Latin American governments should redefine their port policies to improve the integration of ports with the region's industrial and productive sectors, according to Ricardo Sanchez, head of the infrastructure services unit at the UN's Economic Commission for Latin America and the Caribbean (Eclac).
"Most Latin American countries are focusing on ports much less than they used to previously, when ports were seen as a key objective for economic policy," Sanchez told BNamericas.
"Some countries don't even have port policies and others are still gradually developing them," Sanchez added.
The expert highlighted Brazil as a good example of a country with a port sector that has taken on an important role in economic development.
Where the port sector in most countries are controlled by parts of ministries or other authorities with little decision-making power, Brazil's creation of the special ports department (SEP) in 2007 gave the sector more political and economic influence, according to Sanchez.

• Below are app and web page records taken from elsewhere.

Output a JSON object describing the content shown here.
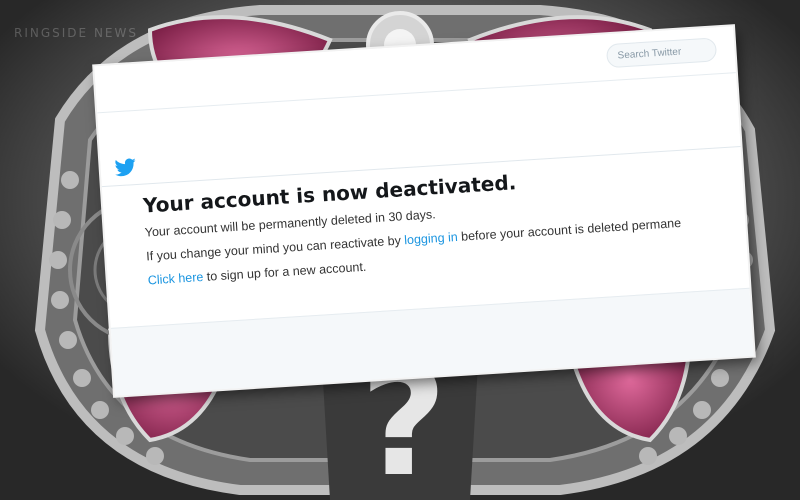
{
  "watermark": "RINGSIDE NEWS",
  "background": {
    "question_mark": "?"
  },
  "card": {
    "search": {
      "placeholder": "Search Twitter"
    },
    "logo_icon": "twitter-bird-icon",
    "message": {
      "title": "Your account is now deactivated.",
      "line1": "Your account will be permanently deleted in 30 days.",
      "line2_prefix": "If you change your mind you can reactivate by ",
      "line2_link": "logging in",
      "line2_suffix": " before your account is deleted permane",
      "line3_link": "Click here",
      "line3_suffix": " to sign up for a new account."
    }
  },
  "colors": {
    "link": "#1b95e0",
    "twitter_blue": "#1da1f2",
    "belt_pink": "#c8407a"
  }
}
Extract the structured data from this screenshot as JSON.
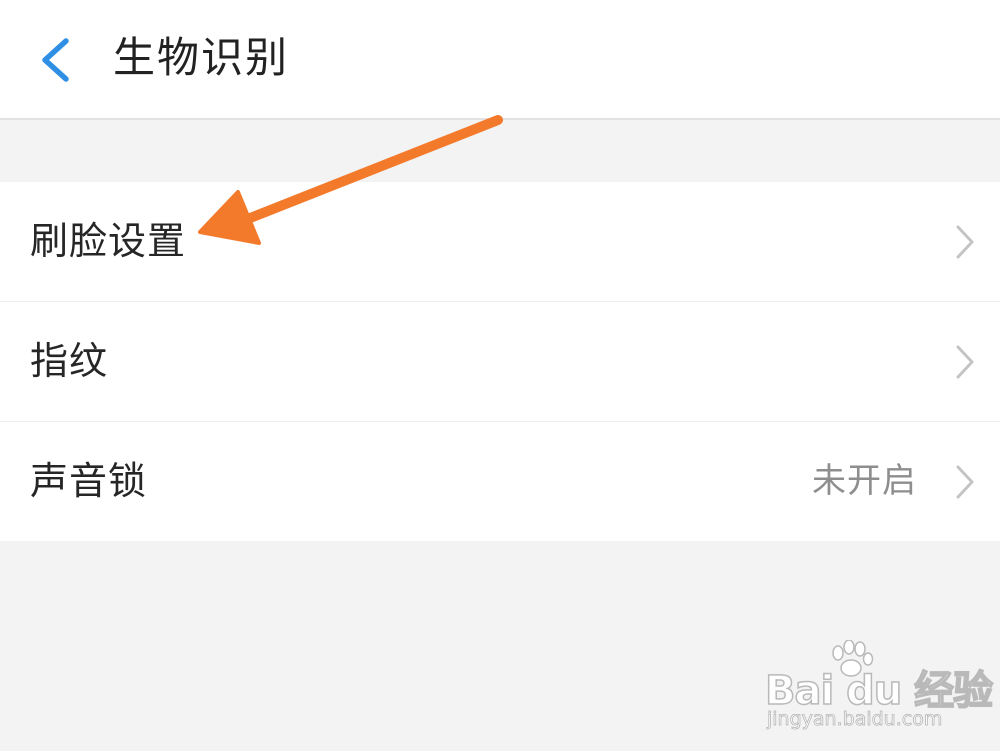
{
  "header": {
    "title": "生物识别",
    "back_icon": "chevron-left-icon",
    "accent": "#2f8fe4"
  },
  "settings": {
    "items": [
      {
        "label": "刷脸设置",
        "value": "",
        "icon": "chevron-right-icon"
      },
      {
        "label": "指纹",
        "value": "",
        "icon": "chevron-right-icon"
      },
      {
        "label": "声音锁",
        "value": "未开启",
        "icon": "chevron-right-icon"
      }
    ]
  },
  "annotation": {
    "color": "#f47a2b",
    "icon": "arrow-pointer-icon"
  },
  "watermark": {
    "logo": "Bai du 经验",
    "url": "jingyan.baidu.com"
  }
}
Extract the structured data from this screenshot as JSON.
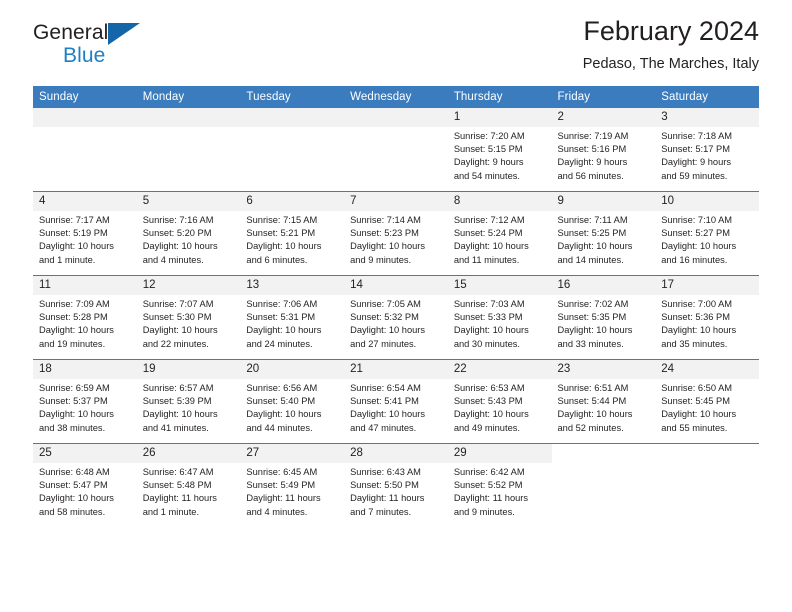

The full interview with Ricardo Sanchez will be published in this week's Infrastructure Perspectives, for subscribers only.